*Exercise brief*. Determine the number of lines in the listing that include the string "JSON"; the reply consists of that number only.

————————

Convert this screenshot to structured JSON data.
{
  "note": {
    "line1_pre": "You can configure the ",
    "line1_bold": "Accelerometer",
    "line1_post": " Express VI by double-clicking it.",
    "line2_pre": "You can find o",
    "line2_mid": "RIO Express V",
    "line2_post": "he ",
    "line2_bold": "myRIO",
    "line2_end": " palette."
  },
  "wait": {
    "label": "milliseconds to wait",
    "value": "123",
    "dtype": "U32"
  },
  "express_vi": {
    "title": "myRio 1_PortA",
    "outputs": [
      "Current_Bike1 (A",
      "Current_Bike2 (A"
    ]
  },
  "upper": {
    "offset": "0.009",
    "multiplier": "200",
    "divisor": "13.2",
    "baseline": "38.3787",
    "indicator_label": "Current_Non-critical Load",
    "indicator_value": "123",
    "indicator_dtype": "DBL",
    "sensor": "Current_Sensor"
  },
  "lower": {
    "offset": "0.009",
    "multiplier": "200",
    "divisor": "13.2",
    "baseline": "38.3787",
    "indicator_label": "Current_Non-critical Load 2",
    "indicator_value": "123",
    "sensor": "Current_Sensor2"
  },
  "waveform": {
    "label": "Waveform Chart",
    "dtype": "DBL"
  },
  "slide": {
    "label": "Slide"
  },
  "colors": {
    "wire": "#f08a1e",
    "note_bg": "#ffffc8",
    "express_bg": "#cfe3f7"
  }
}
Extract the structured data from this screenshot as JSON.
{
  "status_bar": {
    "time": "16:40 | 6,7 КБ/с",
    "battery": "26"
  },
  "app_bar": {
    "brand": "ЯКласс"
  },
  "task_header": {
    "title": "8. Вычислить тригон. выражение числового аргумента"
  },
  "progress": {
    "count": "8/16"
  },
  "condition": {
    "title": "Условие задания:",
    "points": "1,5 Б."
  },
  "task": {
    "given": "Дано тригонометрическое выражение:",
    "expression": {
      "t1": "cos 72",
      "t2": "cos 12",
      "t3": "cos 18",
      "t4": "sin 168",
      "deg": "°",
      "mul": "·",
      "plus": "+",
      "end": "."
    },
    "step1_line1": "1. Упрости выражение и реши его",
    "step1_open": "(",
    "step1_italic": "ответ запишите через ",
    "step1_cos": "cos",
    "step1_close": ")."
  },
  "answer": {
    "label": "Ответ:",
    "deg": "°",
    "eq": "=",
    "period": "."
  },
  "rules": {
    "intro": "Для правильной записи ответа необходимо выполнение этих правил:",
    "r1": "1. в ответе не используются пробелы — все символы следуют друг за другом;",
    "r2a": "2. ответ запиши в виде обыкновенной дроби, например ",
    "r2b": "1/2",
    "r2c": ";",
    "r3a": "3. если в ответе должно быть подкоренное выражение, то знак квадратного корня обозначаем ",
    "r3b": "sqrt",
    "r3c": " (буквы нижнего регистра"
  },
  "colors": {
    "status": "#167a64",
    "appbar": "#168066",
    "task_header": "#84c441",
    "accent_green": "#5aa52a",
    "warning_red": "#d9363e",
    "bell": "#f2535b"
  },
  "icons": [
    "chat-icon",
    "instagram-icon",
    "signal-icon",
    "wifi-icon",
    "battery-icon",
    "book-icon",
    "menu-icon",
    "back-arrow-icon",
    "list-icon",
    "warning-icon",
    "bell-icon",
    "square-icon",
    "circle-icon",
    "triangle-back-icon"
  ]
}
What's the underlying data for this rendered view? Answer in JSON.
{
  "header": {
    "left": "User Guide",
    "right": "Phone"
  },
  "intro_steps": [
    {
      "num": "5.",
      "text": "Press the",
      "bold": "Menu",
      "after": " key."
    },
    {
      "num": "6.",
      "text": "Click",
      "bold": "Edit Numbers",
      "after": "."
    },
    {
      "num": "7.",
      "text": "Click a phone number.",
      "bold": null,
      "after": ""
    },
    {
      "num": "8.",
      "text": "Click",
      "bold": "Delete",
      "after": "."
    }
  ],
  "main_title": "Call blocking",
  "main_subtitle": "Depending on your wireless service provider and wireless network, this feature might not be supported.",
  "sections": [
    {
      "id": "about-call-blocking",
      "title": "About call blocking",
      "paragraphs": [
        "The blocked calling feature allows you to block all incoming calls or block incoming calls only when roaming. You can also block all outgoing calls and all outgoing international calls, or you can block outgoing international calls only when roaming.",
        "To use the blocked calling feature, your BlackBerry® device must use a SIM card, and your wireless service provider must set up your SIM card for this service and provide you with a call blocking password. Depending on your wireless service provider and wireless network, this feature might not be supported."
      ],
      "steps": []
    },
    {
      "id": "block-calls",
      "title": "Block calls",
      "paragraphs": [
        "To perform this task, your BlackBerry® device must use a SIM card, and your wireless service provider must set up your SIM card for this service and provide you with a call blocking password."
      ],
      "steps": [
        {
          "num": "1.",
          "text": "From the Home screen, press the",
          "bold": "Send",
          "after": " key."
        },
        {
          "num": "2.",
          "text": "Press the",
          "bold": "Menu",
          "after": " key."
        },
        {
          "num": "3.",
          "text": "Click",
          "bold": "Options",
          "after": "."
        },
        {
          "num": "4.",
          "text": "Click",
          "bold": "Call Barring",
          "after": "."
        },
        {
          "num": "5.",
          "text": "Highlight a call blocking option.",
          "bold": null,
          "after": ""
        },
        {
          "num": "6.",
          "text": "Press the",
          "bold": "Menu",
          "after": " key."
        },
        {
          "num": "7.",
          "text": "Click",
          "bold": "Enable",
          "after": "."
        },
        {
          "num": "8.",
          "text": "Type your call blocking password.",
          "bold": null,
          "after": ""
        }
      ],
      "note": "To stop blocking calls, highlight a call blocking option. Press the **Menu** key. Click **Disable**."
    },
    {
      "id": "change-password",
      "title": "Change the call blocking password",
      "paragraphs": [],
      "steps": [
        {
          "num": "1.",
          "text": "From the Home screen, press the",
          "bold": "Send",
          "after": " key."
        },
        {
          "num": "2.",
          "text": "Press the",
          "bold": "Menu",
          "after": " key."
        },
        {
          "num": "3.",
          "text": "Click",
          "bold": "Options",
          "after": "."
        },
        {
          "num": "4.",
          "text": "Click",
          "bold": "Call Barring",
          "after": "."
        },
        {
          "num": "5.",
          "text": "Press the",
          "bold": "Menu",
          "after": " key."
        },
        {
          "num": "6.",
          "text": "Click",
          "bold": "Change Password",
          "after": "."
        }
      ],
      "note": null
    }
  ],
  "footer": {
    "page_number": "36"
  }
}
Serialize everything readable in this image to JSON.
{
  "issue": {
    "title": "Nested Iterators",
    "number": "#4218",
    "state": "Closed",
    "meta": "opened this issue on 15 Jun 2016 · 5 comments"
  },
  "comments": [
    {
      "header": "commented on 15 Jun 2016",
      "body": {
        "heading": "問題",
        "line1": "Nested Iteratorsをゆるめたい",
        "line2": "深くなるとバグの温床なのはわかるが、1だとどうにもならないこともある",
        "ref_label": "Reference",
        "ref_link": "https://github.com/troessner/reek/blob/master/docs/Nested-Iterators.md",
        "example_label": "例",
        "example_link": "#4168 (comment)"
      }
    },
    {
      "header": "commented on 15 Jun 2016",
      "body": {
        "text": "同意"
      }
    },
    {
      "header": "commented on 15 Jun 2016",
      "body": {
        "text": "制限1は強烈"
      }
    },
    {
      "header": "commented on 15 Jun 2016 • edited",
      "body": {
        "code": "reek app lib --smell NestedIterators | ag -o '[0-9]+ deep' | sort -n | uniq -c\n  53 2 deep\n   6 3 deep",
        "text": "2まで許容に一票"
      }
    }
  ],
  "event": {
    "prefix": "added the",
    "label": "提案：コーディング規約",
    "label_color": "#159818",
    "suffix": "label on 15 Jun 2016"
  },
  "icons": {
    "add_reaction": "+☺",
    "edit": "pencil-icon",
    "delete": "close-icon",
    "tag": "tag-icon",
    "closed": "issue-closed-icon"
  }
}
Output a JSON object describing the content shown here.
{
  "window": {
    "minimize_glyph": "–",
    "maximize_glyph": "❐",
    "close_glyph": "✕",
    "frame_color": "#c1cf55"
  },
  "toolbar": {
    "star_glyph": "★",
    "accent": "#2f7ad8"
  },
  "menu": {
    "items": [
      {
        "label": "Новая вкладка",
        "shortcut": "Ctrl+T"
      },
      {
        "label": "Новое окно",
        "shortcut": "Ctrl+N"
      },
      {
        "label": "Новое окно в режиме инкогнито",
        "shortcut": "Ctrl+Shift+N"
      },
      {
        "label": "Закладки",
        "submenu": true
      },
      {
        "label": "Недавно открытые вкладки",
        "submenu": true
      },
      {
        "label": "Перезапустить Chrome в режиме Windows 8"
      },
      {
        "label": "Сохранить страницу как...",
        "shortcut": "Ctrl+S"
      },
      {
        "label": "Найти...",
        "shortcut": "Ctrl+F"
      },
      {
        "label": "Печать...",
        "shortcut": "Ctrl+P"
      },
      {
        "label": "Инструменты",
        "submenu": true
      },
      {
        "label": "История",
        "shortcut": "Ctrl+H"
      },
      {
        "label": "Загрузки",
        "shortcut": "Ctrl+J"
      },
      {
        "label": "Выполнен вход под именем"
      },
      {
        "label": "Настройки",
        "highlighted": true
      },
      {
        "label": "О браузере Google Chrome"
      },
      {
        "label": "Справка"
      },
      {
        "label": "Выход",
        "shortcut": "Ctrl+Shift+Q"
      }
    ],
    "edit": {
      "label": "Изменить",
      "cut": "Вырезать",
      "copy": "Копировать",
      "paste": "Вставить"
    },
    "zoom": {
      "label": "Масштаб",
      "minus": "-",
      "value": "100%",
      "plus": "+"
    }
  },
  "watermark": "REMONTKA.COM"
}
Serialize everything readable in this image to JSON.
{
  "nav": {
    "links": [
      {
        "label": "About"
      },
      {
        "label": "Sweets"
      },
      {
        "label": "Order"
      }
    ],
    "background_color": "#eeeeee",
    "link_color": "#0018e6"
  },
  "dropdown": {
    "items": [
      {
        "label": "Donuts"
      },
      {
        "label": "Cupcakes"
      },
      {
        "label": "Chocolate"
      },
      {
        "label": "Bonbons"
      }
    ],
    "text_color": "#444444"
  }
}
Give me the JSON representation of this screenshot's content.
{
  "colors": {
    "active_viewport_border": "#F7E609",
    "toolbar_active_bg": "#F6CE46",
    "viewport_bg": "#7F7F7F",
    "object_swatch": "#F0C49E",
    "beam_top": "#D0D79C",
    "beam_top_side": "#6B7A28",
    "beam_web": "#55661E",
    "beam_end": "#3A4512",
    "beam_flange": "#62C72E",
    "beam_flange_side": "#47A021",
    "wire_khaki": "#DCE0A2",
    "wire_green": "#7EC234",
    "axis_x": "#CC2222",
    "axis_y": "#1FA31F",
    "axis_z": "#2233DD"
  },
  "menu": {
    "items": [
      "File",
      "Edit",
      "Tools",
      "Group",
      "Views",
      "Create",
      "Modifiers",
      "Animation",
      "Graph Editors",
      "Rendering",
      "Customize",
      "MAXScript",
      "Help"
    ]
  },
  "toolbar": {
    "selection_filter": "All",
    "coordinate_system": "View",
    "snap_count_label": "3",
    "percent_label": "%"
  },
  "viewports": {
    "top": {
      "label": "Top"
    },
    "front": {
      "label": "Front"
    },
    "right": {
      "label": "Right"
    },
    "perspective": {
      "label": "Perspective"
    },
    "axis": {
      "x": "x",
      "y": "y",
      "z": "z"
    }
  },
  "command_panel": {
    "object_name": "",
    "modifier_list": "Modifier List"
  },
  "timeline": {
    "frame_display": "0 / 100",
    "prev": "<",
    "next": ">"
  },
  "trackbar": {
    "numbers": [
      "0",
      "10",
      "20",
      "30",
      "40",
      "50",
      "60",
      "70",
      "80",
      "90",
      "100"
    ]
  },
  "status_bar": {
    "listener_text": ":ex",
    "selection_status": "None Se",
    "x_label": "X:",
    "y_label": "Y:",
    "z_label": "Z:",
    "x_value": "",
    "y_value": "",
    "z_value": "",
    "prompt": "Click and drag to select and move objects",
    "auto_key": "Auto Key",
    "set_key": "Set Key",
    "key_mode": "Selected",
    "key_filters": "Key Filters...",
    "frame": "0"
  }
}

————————

*Finished exercise*. 7